After weeks of “community involvement,” the Fort Bend Independent School District (FBISD) received the final proposed recommendations and got to publicly voice their opinions during a three-hour work session Monday night.
Among the recommended highlights – that could begin as early as 2019 if the board votes to approve when they meet May 14 – are a series of new schools, and portable buildings that could cost the district more than $175 million in a bond request that parents say still won’t address all the districts needs.
Those highlights include:
- Building a 1,000-capacity elementary school for the Austin, Travis, Bush feeder pattern.
- Rebuild Madden and Meadows Place elementary schools while repurposing Barrington Place Elementary School.
- Create classroom additions for Neill, Madden, Commonwealth, Park and Palmer elementary schools.
- Build a new 850-capacity elementary school for the Ridge Point High School feeder pattern.
- Create an innovative pilot program at Ridge Point High School allowing for flexible hours so students are not rezoned.
- Repurpose Blue Ridge Elementary School as a swing facility.
- Turn Hightower High School into a district-wide academy, moving traditional neighborhood students to another school, likely Marshall and Willowridge.
Of concern, say some parents, is that the recommendations do not address overcrowding at Ridge Point, Sienna, and Riverstone. It also leaves parents at Hightower High School frustrated because turning Hightower into a district-wide academy – against the recommendation of the steering committee – means that neighborhood students could be sent elsewhere.
The school board gave overwhelming vocal support for the Hightower idea with only board member Grayle James requesting more information on the impact to the neighborhood students. Trustee Addie Heyliger was the only board member absent.
A proposal made by board president Kristin Tassin to not rezone Ridge Point but create a pilot program with flexible scheduling was also met with high praise.
The board will make its final decision at the regular May 14 board meeting once requests for more information on some issues are met.
Some members of the community steering committee, however, called foul on the process saying they were merely used as pawns by the administration because proposals were inserted for the board to vote on that they did not recommend or did not have their support.
“I will never serve on a district steering committee again.

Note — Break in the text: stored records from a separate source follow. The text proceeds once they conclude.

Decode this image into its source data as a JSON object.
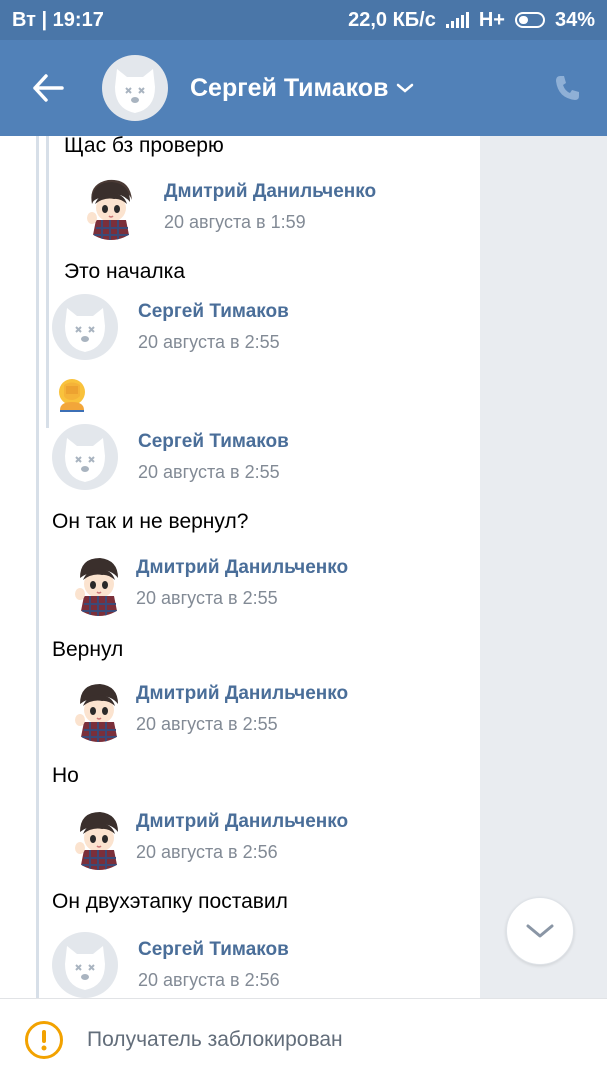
{
  "status_bar": {
    "day_time": "Вт | 19:17",
    "speed": "22,0 КБ/с",
    "network": "H+",
    "battery": "34%"
  },
  "header": {
    "title": "Сергей Тимаков"
  },
  "messages": [
    {
      "text": "Щас бз проверю"
    },
    {
      "author": "Дмитрий Данильченко",
      "date": "20 августа в 1:59",
      "avatar": "anime-avatar"
    },
    {
      "text": "Это началка"
    },
    {
      "author": "Сергей Тимаков",
      "date": "20 августа в 2:55",
      "avatar": "dog-avatar"
    },
    {
      "emoji": "face-palm"
    },
    {
      "author": "Сергей Тимаков",
      "date": "20 августа в 2:55",
      "avatar": "dog-avatar"
    },
    {
      "text": "Он так и не вернул?"
    },
    {
      "author": "Дмитрий Данильченко",
      "date": "20 августа в 2:55",
      "avatar": "anime-avatar"
    },
    {
      "text": "Вернул"
    },
    {
      "author": "Дмитрий Данильченко",
      "date": "20 августа в 2:55",
      "avatar": "anime-avatar"
    },
    {
      "text": "Но"
    },
    {
      "author": "Дмитрий Данильченко",
      "date": "20 августа в 2:56",
      "avatar": "anime-avatar"
    },
    {
      "text": "Он двухэтапку поставил"
    },
    {
      "author": "Сергей Тимаков",
      "date": "20 августа в 2:56",
      "avatar": "dog-avatar"
    }
  ],
  "bottom_bar": {
    "notice": "Получатель заблокирован"
  },
  "colors": {
    "header": "#5181b8",
    "status_bar": "#4a76a8",
    "author_name": "#4a6e99",
    "warning": "#f2a200"
  }
}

They just lied to us. This is not what we wanted. They got our hopes up that they were going to do something for the east side of the district and they didn’t. You know what I call that – a lie. They totally ignored the needs of the east side of the district, namely Hightower, Marshall and Willowridge high schools,” said steering committee member Vivian Burley.
Parents in Hightower and Marshall high school zones were appalled when they learned of an overwhelming majority vocalizing support by the board for turning Hightower High School into a full academy that would mean moving out, or rezoning, the traditional neighborhood school.
“Only one board member, Grayle James, asked what about the Hightower students. The rest of the board sat there and said nothing as if we don’t even exist. They don’t want to rezone anyone but us and that’s supposed to be OK? I don’t think so,” said Hightower parent and organizer Geralynn Prince.
“I’m so disgusted I can’t even speak,” Prince said immediately after the board took a break.
She and many other parents had prepared statements to read to the board, but they could not be heard until the end of the meeting, which also had parents raising questions about the board truly wanting input.
After the three-hour meeting, the board went into closed session as planned to address legal issues. Board president Kristin Tassin said during the meeting that board members would make themselves available to parents before going into closed session. Having public comment at the end of the board meetings is standard operating practices, said school spokesperson Amanda Bubela.
That meant parents had to seek out and address each board member individually during the break to raise their concerns if they did not want to wait another two hours for the board to return out of closed session so parents could address the full board.
The facilities issue attracted a standing room only crowd that spilled into the administrative building lobby where parents sat on the floor to watch proceedings on a large screen.
There were multiple items on the agenda, so parents waiting for the end of the meeting, did not get to address the full board – for the meeting, which started at 6 p.m., went well after 11 p.m. Monday night.
“There is never a plan that will make everyone happy. Rezoning is not something we want to do. We are doing what we believe is in the best interest of our students,” Tassin said during the break.